[Extracted data entries]
#####
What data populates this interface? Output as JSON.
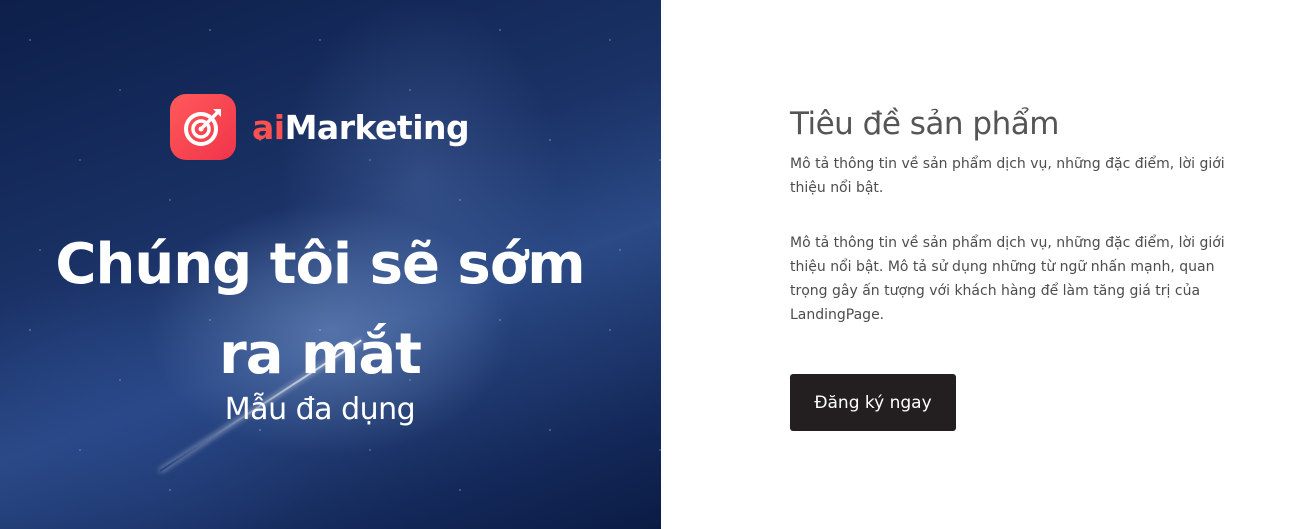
{
  "hero": {
    "logo": {
      "prefix": "ai",
      "name": "Marketing",
      "icon": "target-arrow-icon",
      "badge_color": "#ff4d55"
    },
    "title_line1": "Chúng tôi sẽ sớm",
    "title_line2": "ra mắt",
    "subtitle": "Mẫu đa dụng"
  },
  "product": {
    "title": "Tiêu đề sản phẩm",
    "description_short": "Mô tả thông tin về sản phẩm dịch vụ, những đặc điểm, lời giới thiệu nổi bật.",
    "description_long": "Mô tả thông tin về sản phẩm dịch vụ, những đặc điểm, lời giới thiệu nổi bật. Mô tả sử dụng những từ ngữ nhấn mạnh, quan trọng gây ấn tượng với khách hàng để làm tăng giá trị của LandingPage.",
    "cta_label": "Đăng ký ngay"
  },
  "colors": {
    "accent": "#ff5050",
    "button": "#231f20",
    "text": "#4d4d4d"
  }
}
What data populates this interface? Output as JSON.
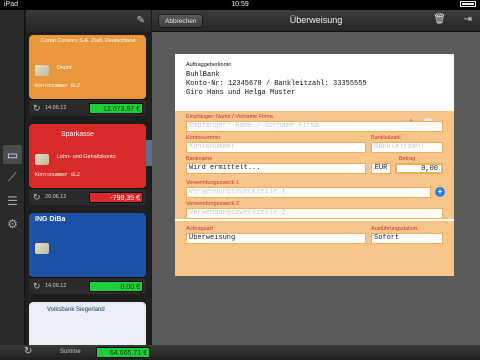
{
  "status": {
    "device": "iPad",
    "time": "10:59"
  },
  "accounts": [
    {
      "bank": "Cortal Consors S.A. Zndl. Deutschland",
      "desc": "Depot",
      "num": "Kontonummer    BLZ",
      "date": "14.06.12",
      "balance": "12.073,57 €",
      "kind": "pos",
      "color": "#e8973b"
    },
    {
      "bank": "Sparkasse",
      "desc": "Lohn- und Gehaltskonto",
      "num": "Kontonummer    BLZ",
      "date": "20.06.12",
      "balance": "-799,35 €",
      "kind": "neg",
      "color": "#d92a2a"
    },
    {
      "bank": "ING DiBa",
      "desc": "",
      "num": "",
      "date": "14.06.12",
      "balance": "0,00 €",
      "kind": "pos",
      "color": "#1b52a8"
    },
    {
      "bank": "Volksbank Siegerland",
      "desc": "",
      "num": "",
      "date": "",
      "balance": "",
      "kind": "pos",
      "color": "#2d72c4"
    }
  ],
  "toolbar": {
    "cancel_label": "Abbrechen",
    "title": "Überweisung"
  },
  "form": {
    "source_label": "Auftraggeberkonto",
    "source_text": "BuhlBank\nKonto-Nr: 12345678 / Bankleitzahl: 33355555\nGiro Hans und Helga Muster",
    "recipient_label": "Empfänger: Name / Vorname Firma",
    "recipient_placeholder": "Empfänger: Name / Vorname Firma",
    "account_label": "Kontonummer",
    "account_placeholder": "Kontonummer",
    "blz_label": "Bankleitzahl",
    "blz_placeholder": "Bankleitzahl",
    "bank_label": "Bankname",
    "bank_value": "Wird ermittelt...",
    "currency": "EUR",
    "amount_label": "Betrag",
    "amount_value": "0,00",
    "purpose1_label": "Verwendungszweck 1",
    "purpose1_placeholder": "Verwendungszweckzeile 1",
    "purpose2_label": "Verwendungszweck 2",
    "purpose2_placeholder": "Verwendungszweckzeile 2",
    "order_label": "Auftragsart",
    "order_value": "Überweisung",
    "exec_label": "Ausführungsdatum",
    "exec_value": "Sofort"
  },
  "footer": {
    "sum_label": "Summe",
    "sum_value": "64.665,71 €"
  }
}
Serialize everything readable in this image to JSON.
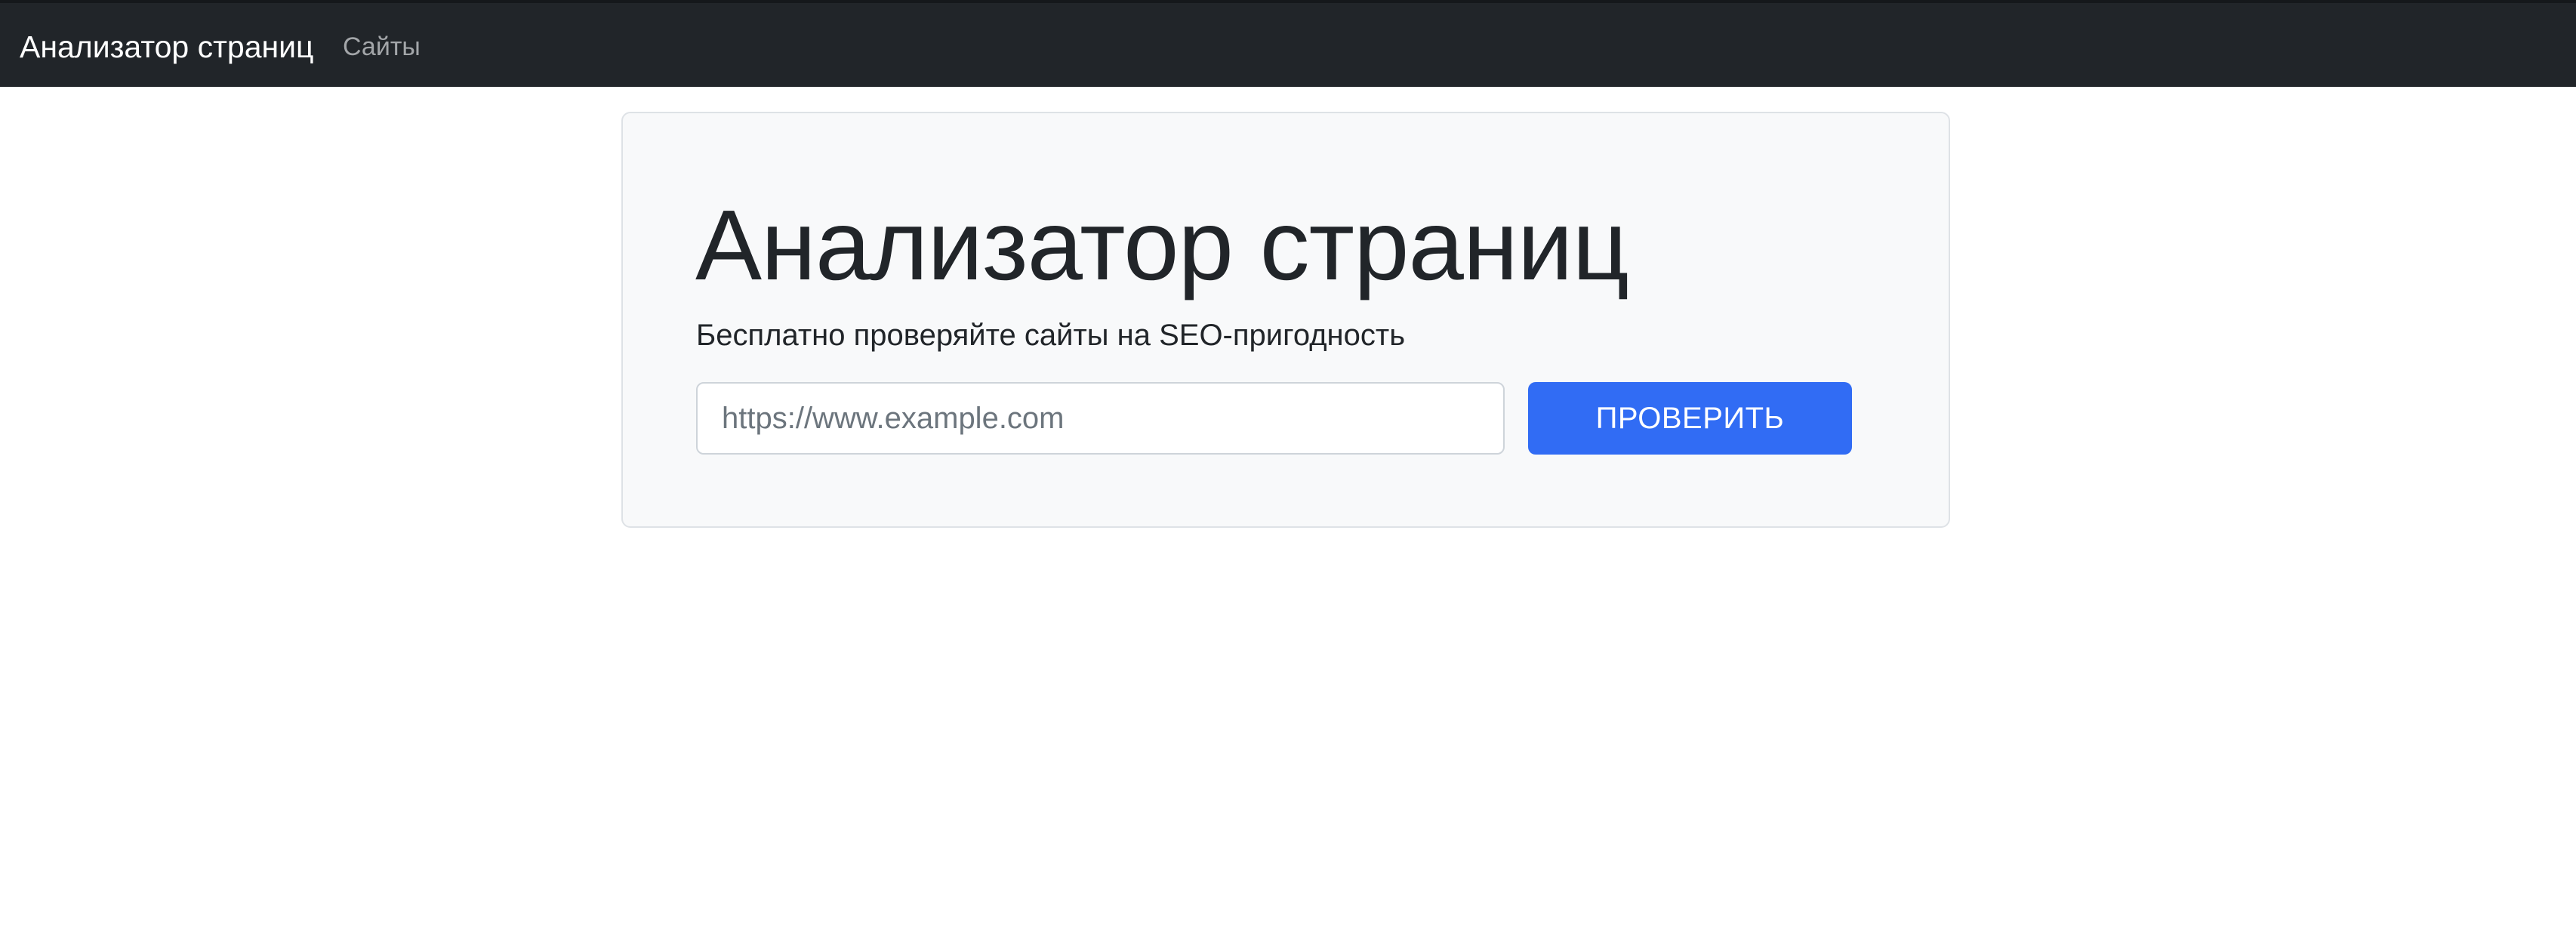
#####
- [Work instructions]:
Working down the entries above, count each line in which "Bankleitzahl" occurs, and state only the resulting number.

- [Written response]:
3